Baba Health Tips
A new research has shown that Vitamin D does not benefit obese teens in reducing diabetes risk or improving the heart health.
In fact, Vitamin D supplements have little to no effect in adolescents, researchers from the Mayo Clinic Children’s Center have found. HealthDay reported Vitamin D could have unplanned outcomes of increasing cholesterol and triglycerides in the body of teens.
Dr. Seema Kumar, pediatric endocrinologist in the Mayo Clinic Children’s Center, declared in a statement that teenagers showed no changes after having Vitamin D supplements. No links have been found yet between deficiency in Vitamin D and chronic diseases, she added.
Four medical trials and six published studies were evaluated by Kumar and her team, reported Medical News Today. According to the Journal of American Medical Association, it has been released that one in five American teens are obese and more than one third are overweight. Links between Vitamin D deficit and weight related medical complications have been noted over several observational studies. These complications include heart related diseases and insulin resistance. That is why caregivers and providers start with high dose supplementation to reverse or slow down complications associated with obesity.

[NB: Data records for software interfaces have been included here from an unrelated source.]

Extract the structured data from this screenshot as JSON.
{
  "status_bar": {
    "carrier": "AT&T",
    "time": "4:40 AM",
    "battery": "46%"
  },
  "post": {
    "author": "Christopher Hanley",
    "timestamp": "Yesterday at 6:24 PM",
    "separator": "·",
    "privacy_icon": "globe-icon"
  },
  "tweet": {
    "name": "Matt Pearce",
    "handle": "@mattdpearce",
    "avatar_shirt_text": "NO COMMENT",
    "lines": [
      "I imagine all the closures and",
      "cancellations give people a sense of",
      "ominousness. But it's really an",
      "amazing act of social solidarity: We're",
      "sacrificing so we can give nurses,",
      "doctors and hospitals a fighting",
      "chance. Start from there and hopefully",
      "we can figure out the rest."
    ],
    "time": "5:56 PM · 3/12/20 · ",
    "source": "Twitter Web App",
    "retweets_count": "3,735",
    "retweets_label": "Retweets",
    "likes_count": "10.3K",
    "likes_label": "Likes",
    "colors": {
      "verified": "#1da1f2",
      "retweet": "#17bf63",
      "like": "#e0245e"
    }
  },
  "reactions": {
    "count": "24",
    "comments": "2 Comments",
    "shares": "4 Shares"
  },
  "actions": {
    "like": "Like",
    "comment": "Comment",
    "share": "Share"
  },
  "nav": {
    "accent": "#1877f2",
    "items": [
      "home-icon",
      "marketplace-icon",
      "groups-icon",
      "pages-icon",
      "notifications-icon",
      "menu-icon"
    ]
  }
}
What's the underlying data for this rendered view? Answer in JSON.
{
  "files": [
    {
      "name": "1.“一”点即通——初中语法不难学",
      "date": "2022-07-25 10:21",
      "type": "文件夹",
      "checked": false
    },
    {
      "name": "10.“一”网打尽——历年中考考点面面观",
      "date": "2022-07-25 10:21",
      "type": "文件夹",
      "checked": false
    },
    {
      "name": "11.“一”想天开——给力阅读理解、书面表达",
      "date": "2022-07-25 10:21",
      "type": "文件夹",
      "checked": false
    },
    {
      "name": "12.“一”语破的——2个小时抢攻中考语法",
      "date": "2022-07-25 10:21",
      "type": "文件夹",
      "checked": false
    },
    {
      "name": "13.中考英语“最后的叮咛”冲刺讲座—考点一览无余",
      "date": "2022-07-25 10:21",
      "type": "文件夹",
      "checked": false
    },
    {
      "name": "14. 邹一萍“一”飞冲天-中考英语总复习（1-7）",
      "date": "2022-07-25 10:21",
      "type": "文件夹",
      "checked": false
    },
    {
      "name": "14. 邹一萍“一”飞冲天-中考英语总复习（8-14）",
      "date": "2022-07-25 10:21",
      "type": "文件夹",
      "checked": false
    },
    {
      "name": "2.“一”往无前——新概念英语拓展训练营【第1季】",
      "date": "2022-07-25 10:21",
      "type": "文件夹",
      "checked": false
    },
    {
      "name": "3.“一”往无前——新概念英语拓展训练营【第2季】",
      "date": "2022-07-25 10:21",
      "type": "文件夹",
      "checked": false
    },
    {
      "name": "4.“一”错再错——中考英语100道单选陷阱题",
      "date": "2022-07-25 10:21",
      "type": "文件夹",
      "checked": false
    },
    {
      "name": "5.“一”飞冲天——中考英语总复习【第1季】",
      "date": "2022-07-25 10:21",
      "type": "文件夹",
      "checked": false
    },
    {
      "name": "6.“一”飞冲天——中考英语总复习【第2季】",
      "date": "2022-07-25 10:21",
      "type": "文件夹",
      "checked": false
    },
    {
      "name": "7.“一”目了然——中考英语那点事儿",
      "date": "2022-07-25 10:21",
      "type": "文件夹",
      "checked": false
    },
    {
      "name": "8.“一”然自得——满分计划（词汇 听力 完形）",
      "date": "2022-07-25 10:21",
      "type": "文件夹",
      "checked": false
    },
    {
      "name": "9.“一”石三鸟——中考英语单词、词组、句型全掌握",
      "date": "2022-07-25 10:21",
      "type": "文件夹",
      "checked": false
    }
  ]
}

Dr Kumar added to his statement of his surprise that more health benefits have not been found when teens take Vitamin D supplements at practical doses. It is not bad to have these supplements after knowing the fact that obese adolescents have a deficit of Vitamin D. Kumar and his team is still finding out how these supplements is useful for improving the overall health in adolescents.
Some studies in the past showed a link between vitamin D intake and an improved vascular function. Hence, Kumar reportedly said in his statement that parents or providers are motivated by this fact to increase the daily quota 5 to 10 times more than the required daily intake. However, it has been noticed that overdose of Vitamin D could lead to poor appetite, vomiting and kidney complications.
Kumar thinks it is the right time to invest in large, placebo-controlled studies to determine the long-term effects Vitamin D supplementation could have on kids and teens, according to HealthDay.